Targets, especially those related to profit sharing, are complex and customised to each team member. You can’t have a one-sizefits all target; you need to be able to tailor each target to suit each team member. Most targets are incremental, building on strengths of your team to grow new skills as they develop.
You might think you can keep track of your various targets, evaluate them in your head and monitor who’s doing what. Or that you can jot down odd notes on the calendar or in the margins of your appointment book. Either way, I know better. And don’t even get me started on how you’re letting down your business by being stuck in a time warp using an old school paper appointment book.
A computer spreadsheet will make your task even easier, though I reckon it starts to look a lot like maths when you have to work with columns and cell formulas.
Ideally, you can give yourself a technological break. There are some incredible software programs out there that make measuring and reaching salon targets a breeze.
If you can set up small targets that are personalised for every single member of your team (including you), and measure them easily, you can’t help but make a little magic happen. The measuring is as crucial for your team as it is for you. Imagine each of your team members having a clear understanding of their current target, how close they are and what they need to do to achieve it. Their competitive sides can’t help but kick in and they’ll stretch themselves that much further to better themselves or their colleagues.
Get started with the smallest increment and you’ll soon be flying.

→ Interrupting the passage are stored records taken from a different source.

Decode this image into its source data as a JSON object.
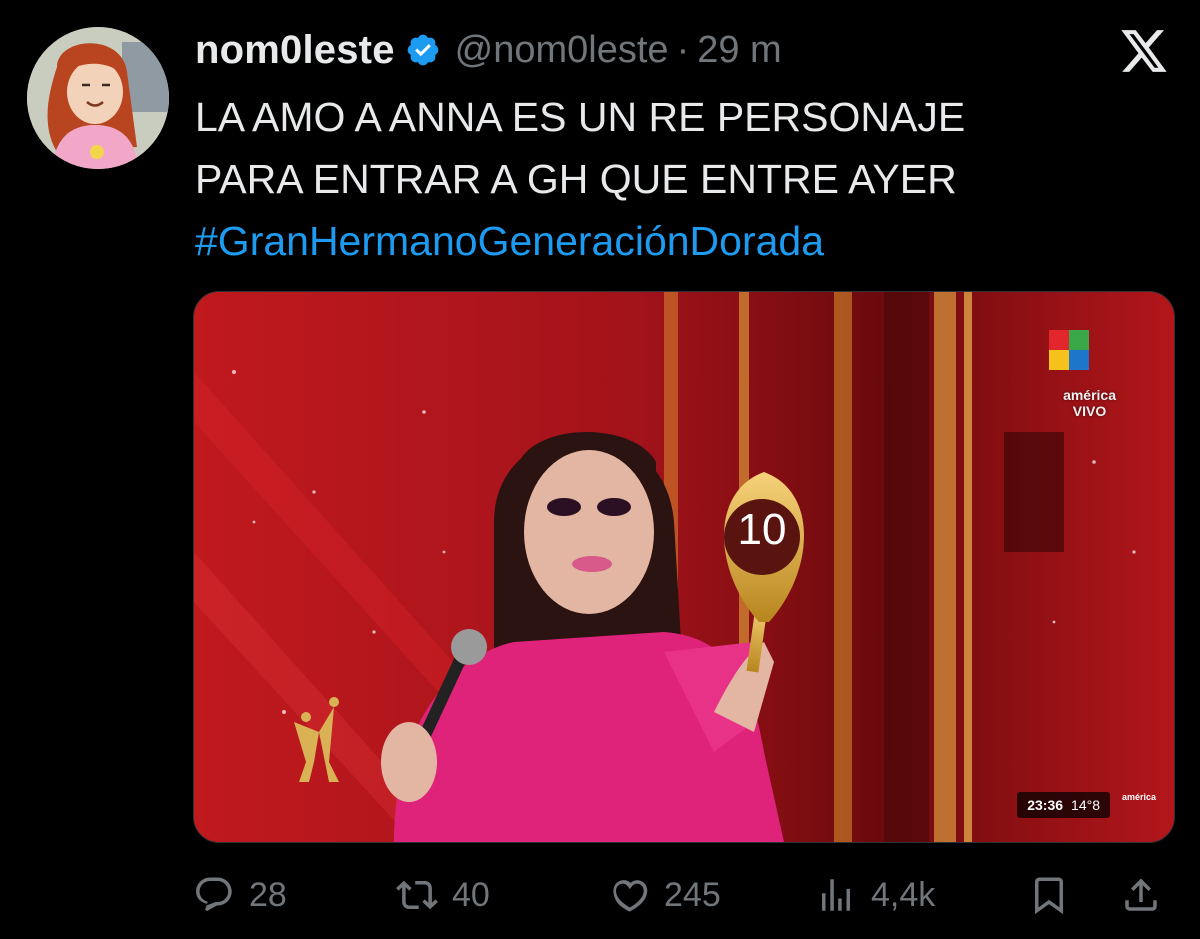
{
  "tweet": {
    "display_name": "nom0leste",
    "handle": "@nom0leste",
    "separator": "·",
    "time": "29 m",
    "text_line_1": "LA AMO A ANNA ES UN RE PERSONAJE",
    "text_line_2": "PARA ENTRAR A GH QUE ENTRE AYER",
    "hashtag": "#GranHermanoGeneraciónDorada"
  },
  "media": {
    "channel_label_1": "américa",
    "channel_label_2": "VIVO",
    "paddle_score": "10",
    "clock": "23:36",
    "temperature": "14°8",
    "channel_small": "américa"
  },
  "actions": {
    "replies": "28",
    "retweets": "40",
    "likes": "245",
    "views": "4,4k"
  },
  "colors": {
    "background": "#000000",
    "accent": "#1d9bf0",
    "text": "#e7e9ea",
    "muted": "#71767b"
  },
  "icons": [
    "verified-badge-icon",
    "x-logo-icon",
    "reply-icon",
    "retweet-icon",
    "like-icon",
    "views-icon",
    "bookmark-icon",
    "share-icon"
  ]
}
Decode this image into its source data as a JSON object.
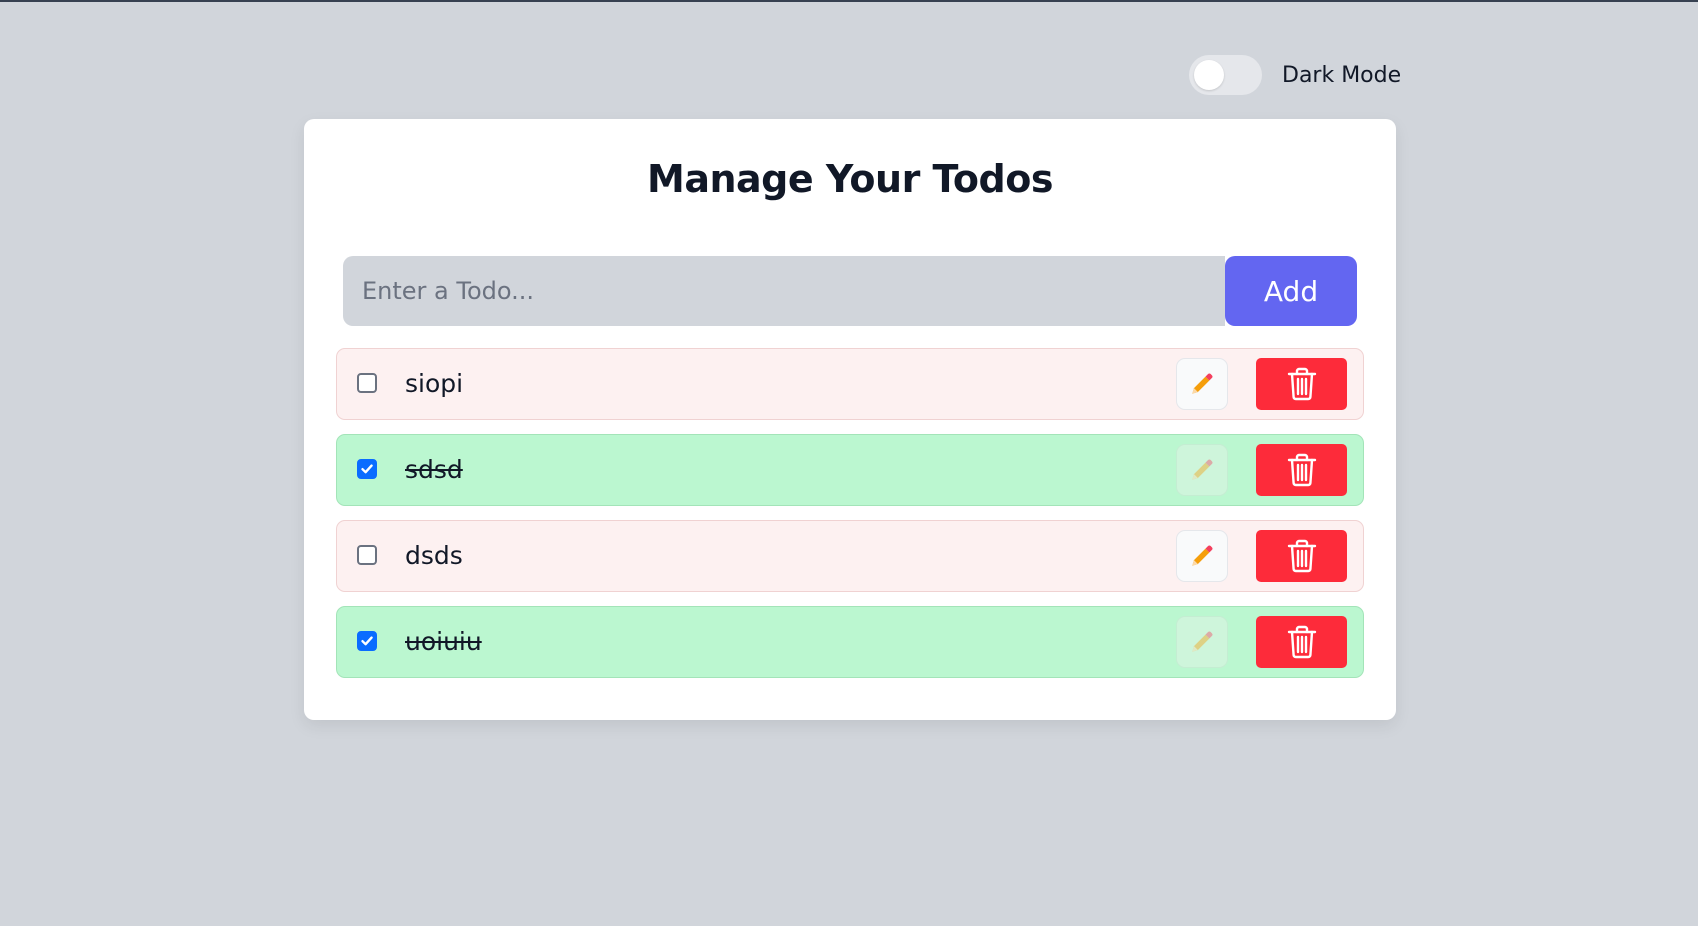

Once you have a measurement system in place, you can add new team members, new products and services, new offers.
Hold weekly meetings with each team member to review how they’re going with targets. You’ve now got the figures you need to have a meaningful conversation about their performance. You know what to praise and what might need improvement. Ask them for feedback on the targets and what they want included. Use their input to frame challenging, achievable targets that will help them grow in the areas they need most.
Your clients will love having their hair and beauty needs met with enthusiasm and creativity and you’ll enjoy a pleasing boost in salon business profits – that’s the kind of magic I’m talking about.
For more salon wisdom, email me at firstname.lastname@example.org, visit my website, find my video tips on YouTube or read my latest book Your Salon Retail: the no-nonsense, no-hype guide to kick-arse retail in your salon business. www.thezingproject.com.au